Although U.S. stock valuations are stretched, economist and leading authority on behavior finance Andrew Lo says this can continue for years due to growing demand for equities by retirement funds,” says a recent article in MarketWatch.
Lo is director of the MIT Laboratory for Financial Engineering who also helped establish the new Office of Financial Research under the U.S. Treasury Department. In a recent interview, he asserted, “Having a large number of passive investors buying and holding index funds for the next 20 years will cause the market’s value to continue to rise.”

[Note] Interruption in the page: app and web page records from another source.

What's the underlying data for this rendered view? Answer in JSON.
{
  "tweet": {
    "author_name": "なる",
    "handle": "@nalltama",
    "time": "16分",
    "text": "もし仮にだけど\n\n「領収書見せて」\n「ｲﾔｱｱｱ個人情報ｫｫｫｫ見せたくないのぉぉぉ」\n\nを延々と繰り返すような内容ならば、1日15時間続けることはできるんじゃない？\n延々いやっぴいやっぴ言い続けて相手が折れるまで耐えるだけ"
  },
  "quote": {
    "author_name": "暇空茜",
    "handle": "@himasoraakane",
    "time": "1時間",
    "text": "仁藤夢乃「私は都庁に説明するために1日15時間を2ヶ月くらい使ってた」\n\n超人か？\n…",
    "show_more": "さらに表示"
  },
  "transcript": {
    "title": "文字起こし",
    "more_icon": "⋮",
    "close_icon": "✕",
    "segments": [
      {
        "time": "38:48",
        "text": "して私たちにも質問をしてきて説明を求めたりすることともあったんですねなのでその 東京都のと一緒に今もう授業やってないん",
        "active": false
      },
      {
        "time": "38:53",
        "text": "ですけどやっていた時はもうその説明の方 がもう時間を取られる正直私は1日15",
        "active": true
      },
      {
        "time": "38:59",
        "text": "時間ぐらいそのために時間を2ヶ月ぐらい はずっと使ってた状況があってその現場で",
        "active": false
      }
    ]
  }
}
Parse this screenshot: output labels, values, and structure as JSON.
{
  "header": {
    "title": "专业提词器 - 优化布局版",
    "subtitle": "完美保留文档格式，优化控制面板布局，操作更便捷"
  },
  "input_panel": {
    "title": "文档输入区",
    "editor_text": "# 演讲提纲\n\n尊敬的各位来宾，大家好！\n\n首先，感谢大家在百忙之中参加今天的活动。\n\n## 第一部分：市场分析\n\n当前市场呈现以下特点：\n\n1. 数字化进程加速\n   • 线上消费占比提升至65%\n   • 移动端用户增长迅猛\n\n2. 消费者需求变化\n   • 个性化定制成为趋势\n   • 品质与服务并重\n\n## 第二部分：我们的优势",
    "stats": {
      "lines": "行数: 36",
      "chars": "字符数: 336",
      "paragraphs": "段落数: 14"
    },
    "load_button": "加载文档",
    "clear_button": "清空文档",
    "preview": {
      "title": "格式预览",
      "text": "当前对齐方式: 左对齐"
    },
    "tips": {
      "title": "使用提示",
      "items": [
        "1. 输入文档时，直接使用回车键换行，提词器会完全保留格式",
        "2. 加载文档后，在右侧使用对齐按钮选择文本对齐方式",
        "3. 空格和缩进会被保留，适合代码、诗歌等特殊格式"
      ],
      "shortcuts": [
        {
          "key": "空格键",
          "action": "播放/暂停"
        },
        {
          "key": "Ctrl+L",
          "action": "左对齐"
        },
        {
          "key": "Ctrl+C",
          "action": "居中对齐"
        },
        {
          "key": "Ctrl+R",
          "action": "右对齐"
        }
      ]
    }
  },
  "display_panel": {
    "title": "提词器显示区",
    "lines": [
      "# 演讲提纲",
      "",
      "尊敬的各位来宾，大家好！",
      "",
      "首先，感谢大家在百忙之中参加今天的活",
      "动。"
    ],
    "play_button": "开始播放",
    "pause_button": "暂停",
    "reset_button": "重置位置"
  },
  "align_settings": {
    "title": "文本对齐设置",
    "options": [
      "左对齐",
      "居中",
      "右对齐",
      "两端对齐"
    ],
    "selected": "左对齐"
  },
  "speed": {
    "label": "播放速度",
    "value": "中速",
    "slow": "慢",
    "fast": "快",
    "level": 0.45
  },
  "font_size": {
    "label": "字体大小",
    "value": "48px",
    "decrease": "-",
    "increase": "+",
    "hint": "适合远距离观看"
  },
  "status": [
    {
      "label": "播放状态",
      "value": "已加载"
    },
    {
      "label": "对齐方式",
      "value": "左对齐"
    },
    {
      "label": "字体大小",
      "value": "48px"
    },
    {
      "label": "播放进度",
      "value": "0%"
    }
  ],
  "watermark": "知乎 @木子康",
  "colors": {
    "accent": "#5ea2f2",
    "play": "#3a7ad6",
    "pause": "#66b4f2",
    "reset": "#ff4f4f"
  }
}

But the issue of whether the stock market is overvalued is not a simple one, according to Lo, who argues, “I would need to know who all of the buyers and sellers are. How many pension funds, foundations or hedge funds are looking to buy? How many use active equity managers and on what time horizon. I need to measure the flora and fauna of the financial ecosystem,” he said. Lo added that the bulk of analysis doesn’t properly value the market because it fails to account for the short- and long-term dynamics. He says, “In the words of Benjamin Graham, in the short run the stock market is a voting machine and in the long run it’s a weighing machine.”
But Lo isn’t suggesting that a pullback can’t happen, according to the article, and believes that “investors should approach the market always aware of the possibility of a massive selloff.”